___ RAW DATA

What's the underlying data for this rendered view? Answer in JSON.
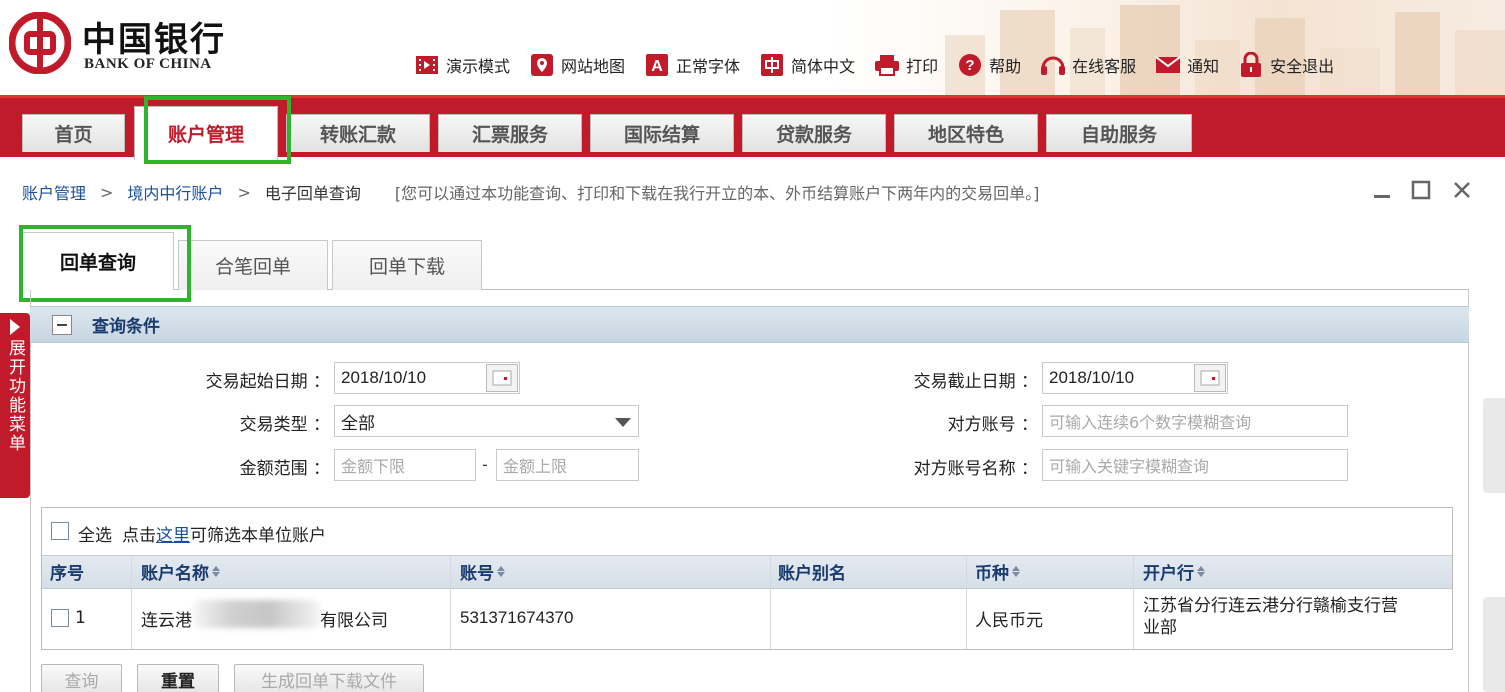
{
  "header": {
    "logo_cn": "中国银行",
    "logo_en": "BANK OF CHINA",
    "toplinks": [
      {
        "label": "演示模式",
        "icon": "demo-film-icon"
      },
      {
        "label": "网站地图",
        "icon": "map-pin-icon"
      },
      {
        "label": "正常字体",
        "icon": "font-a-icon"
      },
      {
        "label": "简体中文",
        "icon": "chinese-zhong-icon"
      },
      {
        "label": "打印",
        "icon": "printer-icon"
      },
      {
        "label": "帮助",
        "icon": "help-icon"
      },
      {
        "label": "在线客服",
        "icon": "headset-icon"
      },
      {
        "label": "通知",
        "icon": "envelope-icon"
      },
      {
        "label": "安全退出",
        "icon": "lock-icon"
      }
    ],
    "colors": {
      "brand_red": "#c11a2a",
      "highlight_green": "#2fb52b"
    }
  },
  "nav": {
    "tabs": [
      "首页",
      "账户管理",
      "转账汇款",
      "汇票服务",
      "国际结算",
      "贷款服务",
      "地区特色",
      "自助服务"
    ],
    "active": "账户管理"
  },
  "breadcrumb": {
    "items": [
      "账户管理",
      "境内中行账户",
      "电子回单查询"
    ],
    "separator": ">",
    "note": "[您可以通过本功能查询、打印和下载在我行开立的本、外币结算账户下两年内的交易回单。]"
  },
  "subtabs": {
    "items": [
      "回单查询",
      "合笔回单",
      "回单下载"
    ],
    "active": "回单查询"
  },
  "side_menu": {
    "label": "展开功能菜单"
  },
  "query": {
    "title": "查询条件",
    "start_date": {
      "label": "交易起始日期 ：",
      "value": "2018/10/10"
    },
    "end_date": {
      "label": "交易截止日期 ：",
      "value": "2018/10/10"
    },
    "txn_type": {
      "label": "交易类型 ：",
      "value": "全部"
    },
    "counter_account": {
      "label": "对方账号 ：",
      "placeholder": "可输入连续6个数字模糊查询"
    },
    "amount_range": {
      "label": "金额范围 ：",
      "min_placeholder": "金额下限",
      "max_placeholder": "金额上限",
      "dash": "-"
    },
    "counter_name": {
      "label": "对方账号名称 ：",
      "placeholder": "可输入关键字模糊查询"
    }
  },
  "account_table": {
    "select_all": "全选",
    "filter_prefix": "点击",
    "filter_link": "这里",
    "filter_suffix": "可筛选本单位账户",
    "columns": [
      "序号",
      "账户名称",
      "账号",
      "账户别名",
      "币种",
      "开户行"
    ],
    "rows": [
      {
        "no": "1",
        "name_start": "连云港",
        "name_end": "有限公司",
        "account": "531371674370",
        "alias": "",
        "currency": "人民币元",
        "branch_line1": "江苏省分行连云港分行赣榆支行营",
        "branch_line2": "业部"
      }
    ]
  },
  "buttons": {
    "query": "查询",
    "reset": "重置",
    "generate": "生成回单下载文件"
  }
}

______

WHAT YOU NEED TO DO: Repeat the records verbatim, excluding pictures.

WRITTEN RESPONSE:
What's the underlying data for this rendered view? Answer in JSON.
{
  "header": {
    "logo_cn": "中国银行",
    "logo_en": "BANK OF CHINA",
    "toplinks": [
      {
        "label": "演示模式",
        "icon": "demo-film-icon"
      },
      {
        "label": "网站地图",
        "icon": "map-pin-icon"
      },
      {
        "label": "正常字体",
        "icon": "font-a-icon"
      },
      {
        "label": "简体中文",
        "icon": "chinese-zhong-icon"
      },
      {
        "label": "打印",
        "icon": "printer-icon"
      },
      {
        "label": "帮助",
        "icon": "help-icon"
      },
      {
        "label": "在线客服",
        "icon": "headset-icon"
      },
      {
        "label": "通知",
        "icon": "envelope-icon"
      },
      {
        "label": "安全退出",
        "icon": "lock-icon"
      }
    ],
    "colors": {
      "brand_red": "#c11a2a",
      "highlight_green": "#2fb52b"
    }
  },
  "nav": {
    "tabs": [
      "首页",
      "账户管理",
      "转账汇款",
      "汇票服务",
      "国际结算",
      "贷款服务",
      "地区特色",
      "自助服务"
    ],
    "active": "账户管理"
  },
  "breadcrumb": {
    "items": [
      "账户管理",
      "境内中行账户",
      "电子回单查询"
    ],
    "separator": ">",
    "note": "[您可以通过本功能查询、打印和下载在我行开立的本、外币结算账户下两年内的交易回单。]"
  },
  "subtabs": {
    "items": [
      "回单查询",
      "合笔回单",
      "回单下载"
    ],
    "active": "回单查询"
  },
  "side_menu": {
    "label": "展开功能菜单"
  },
  "query": {
    "title": "查询条件",
    "start_date": {
      "label": "交易起始日期 ：",
      "value": "2018/10/10"
    },
    "end_date": {
      "label": "交易截止日期 ：",
      "value": "2018/10/10"
    },
    "txn_type": {
      "label": "交易类型 ：",
      "value": "全部"
    },
    "counter_account": {
      "label": "对方账号 ：",
      "placeholder": "可输入连续6个数字模糊查询"
    },
    "amount_range": {
      "label": "金额范围 ：",
      "min_placeholder": "金额下限",
      "max_placeholder": "金额上限",
      "dash": "-"
    },
    "counter_name": {
      "label": "对方账号名称 ：",
      "placeholder": "可输入关键字模糊查询"
    }
  },
  "account_table": {
    "select_all": "全选",
    "filter_prefix": "点击",
    "filter_link": "这里",
    "filter_suffix": "可筛选本单位账户",
    "columns": [
      "序号",
      "账户名称",
      "账号",
      "账户别名",
      "币种",
      "开户行"
    ],
    "rows": [
      {
        "no": "1",
        "name_start": "连云港",
        "name_end": "有限公司",
        "account": "531371674370",
        "alias": "",
        "currency": "人民币元",
        "branch_line1": "江苏省分行连云港分行赣榆支行营",
        "branch_line2": "业部"
      }
    ]
  },
  "buttons": {
    "query": "查询",
    "reset": "重置",
    "generate": "生成回单下载文件"
  }
}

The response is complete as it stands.